Several complained the measure does not include $112 million a court has ordered be paid to union workers who didn't get their full raise in 2011.
SPRINGFIELD, Ill. (AP) - The Illinois House has approved legislation allowing same-sex couples to marry in the state.
The vote 61-54 vote sends the measure back to the Senate for minor changes to a version it approved on Valentine's Day. Gov. Pat Quinn says he'll sign it.
Fourteen states plus Washington D.C., allow same-sex marriage. Most recently, New Jersey, Minnesota and Rhode Island have allowed it.
The historic vote in Illinois came after months of arduous lobbying by gay-rights advocates, but the bill was never called for a House vote earlier this year because the sponsor said there weren't enough votes. Proponents say momentum had been building, especially as the U.S. Supreme Court struck down a provision of the federal Defense of Marriage Act.
Opponents say marriage should remain between a man and woman.
SPRINGFIELD, Ill. (AP) - Illinois lawmakers have re-opened talks on a bill to expand gambling, but many of the concerns that doomed earlier proposals remain.
The House Executive Committee held a hearing Wednesday on a measure to add five casinos and allow slot machines at Chicago's major airports. The bill passed the Senate in the spring but didn't get a House vote.
Bill sponsor Rep. Robert Rita is a Blue Island Democrat. He says he'll work to address concerns. They include whether there's sufficient oversight of a Chicago casino and how new revenue would be shared.
Both the House and Senate have adjourned for the week. Lawmakers are scheduled to return to Springfield for the second week of the fall session in early November.
CHICAGO (AP) - Gay marriage supporters are launching a $2 million statewide campaign to approve same-sex marriage in Illinois.
Illinois Unites for Marriage is a coalition representing gay rights, civil rights and political groups.
In a statement Tuesday, the group says it will place 15 field organizers throughout the state to engage supporters. They plan to target legislators who oppose a measure to lift Illinois' ban on same-sex marriage.
The Illinois Senate passed the bill in February. It wasn't called for a vote in the House because the bill's sponsor said it didn't have the votes to pass.
Jim Bennett is chairman of the coalition. He says the next few months are critical because lawmakers could take up the bill in the fall.
Opponents say marriage should be between a man and woman.
SPRINGFIELD, Ill. (AP) - Gov. Pat Quinn, a manufacturers' association and representatives from the oil and gas industry are praising a measure to regulate high-volume oil and gas drilling in Illinois.
The House overwhelmingly approved the plan Thursday.
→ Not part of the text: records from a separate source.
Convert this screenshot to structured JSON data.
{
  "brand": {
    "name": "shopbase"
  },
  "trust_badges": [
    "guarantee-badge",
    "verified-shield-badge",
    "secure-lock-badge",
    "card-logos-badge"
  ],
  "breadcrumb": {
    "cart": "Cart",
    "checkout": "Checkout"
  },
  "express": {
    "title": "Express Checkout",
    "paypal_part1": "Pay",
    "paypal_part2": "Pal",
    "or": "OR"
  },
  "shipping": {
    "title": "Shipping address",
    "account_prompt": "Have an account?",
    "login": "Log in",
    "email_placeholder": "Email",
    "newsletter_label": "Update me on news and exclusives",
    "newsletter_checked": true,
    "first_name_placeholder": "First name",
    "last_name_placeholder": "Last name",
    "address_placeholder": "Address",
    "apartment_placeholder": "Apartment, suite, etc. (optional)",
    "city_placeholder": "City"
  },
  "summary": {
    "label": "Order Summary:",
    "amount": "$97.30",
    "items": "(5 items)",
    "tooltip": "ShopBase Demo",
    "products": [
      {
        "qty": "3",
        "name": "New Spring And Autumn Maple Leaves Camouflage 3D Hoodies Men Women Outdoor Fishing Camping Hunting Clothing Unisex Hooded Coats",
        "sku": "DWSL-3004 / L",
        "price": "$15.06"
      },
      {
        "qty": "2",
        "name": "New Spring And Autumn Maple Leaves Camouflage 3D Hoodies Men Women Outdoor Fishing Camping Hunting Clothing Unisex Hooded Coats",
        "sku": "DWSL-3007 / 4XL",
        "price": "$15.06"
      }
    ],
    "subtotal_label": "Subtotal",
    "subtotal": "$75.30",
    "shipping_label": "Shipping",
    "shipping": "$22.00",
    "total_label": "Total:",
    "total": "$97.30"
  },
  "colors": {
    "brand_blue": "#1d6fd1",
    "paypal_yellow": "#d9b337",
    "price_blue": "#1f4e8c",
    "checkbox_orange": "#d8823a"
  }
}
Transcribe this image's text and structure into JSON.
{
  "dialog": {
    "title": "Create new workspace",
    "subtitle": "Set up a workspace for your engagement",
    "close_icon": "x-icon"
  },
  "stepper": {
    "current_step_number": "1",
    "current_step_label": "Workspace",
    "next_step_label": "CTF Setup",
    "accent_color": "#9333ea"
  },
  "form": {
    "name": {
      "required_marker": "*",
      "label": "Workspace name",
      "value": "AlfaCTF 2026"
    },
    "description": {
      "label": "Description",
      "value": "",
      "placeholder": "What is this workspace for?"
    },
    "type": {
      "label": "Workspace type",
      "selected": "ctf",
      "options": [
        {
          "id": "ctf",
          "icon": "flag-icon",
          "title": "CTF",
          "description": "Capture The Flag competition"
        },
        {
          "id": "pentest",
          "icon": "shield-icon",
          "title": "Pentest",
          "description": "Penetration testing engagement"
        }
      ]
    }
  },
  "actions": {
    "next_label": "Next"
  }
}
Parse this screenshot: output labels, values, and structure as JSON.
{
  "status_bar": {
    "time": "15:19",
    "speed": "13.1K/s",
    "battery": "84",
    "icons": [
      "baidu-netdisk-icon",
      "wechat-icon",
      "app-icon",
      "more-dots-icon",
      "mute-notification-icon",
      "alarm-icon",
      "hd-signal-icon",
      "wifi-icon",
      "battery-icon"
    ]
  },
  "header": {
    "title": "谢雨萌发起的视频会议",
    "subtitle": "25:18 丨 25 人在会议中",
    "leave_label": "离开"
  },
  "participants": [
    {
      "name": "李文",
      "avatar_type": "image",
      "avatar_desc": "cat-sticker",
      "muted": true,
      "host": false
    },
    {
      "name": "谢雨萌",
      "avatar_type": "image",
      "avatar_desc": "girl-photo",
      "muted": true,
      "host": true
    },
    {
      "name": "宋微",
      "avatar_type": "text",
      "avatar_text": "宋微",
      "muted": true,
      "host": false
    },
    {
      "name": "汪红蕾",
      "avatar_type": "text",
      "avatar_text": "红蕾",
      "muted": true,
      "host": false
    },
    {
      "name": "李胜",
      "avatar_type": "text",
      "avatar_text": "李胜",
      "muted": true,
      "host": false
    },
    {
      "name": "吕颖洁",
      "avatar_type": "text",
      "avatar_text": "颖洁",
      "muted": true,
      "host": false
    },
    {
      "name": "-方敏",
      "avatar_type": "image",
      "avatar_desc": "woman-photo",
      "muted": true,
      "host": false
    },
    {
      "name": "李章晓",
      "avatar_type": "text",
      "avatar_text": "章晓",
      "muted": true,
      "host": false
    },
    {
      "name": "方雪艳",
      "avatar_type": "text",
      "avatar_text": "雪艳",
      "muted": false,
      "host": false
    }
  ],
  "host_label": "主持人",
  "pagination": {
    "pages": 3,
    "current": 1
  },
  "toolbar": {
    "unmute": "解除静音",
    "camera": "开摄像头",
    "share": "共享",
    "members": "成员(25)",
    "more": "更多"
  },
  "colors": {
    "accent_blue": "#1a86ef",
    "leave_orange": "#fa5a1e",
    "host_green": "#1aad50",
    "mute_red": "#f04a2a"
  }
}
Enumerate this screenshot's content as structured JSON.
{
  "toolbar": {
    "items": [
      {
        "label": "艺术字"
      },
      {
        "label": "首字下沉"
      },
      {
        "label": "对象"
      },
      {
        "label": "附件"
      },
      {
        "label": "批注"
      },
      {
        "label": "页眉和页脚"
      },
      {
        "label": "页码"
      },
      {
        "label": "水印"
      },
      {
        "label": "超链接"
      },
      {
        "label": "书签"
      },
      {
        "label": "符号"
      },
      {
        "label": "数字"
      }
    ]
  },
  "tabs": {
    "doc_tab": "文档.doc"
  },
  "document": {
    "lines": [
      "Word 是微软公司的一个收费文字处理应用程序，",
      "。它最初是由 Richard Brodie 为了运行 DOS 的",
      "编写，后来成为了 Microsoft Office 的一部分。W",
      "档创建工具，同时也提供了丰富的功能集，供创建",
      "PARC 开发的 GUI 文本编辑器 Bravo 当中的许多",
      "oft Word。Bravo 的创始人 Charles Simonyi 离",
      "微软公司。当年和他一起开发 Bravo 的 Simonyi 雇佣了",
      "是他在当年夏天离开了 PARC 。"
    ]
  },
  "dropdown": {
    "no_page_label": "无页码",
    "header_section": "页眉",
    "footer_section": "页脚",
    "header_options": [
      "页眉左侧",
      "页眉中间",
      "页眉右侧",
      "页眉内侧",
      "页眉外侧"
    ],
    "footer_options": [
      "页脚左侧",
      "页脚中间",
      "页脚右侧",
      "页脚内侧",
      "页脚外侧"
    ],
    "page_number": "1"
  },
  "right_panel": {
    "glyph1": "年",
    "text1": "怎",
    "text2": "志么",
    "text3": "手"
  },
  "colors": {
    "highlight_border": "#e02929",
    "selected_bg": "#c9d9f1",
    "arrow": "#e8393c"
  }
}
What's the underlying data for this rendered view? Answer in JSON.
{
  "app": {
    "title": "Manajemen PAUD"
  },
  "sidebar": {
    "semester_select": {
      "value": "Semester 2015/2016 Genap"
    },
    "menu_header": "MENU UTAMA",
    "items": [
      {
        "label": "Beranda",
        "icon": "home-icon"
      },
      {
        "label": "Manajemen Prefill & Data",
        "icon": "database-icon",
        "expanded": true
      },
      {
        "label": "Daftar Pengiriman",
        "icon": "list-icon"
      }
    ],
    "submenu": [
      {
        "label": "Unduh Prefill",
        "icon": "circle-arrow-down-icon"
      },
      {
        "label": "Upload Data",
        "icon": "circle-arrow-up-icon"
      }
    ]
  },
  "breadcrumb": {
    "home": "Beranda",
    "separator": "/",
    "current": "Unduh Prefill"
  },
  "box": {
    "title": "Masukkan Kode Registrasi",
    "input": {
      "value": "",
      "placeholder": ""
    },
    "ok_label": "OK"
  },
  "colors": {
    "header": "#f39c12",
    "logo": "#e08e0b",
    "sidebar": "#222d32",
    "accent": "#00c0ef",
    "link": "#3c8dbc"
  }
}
The bill outlines rules that energy companies would have to follow during hydraulic fracturing, or "fracking."
The executive vice president of the Illinois Oil and Gas Association says efforts on the compromise bill were "monumental. The head of the Illinois Manufacturing Association says it'll create jobs.
Ann Alexander is a senior attorney with the Natural Resources Defense Council who helped craft the regulations. She says it's good to see Illinois moving forward with public protections.
Opponents worry it would cause air and water pollution and deplete water resources.
SPRINGFIELD, Ill. (AP) - The Illinois House is expected to vote Friday on legislation allowing public possession of concealed guns. The bill passed the House Judiciary Committee Thursday. It was a compromise backed by Speaker Michael Madigan.
The measure was endorsed Thursday 13-3 and goes to the full House Friday. It comes two weeks before a June 9 deadline set by a federal appeals court for Illinois to abandon its prohibition on the public possession of weapons.
The legislation would require the Illinois State Police to issue concealed carry permits to qualified gun owners. It's patterned on a bill introduced by gun-rights advocate Rep. Brandon Phelps, a southern Illinois Democrat.
But Madigan's version significantly adds places that would be off limits to guns. Those include mass transit - a must for violence-weary Chicago Democrats.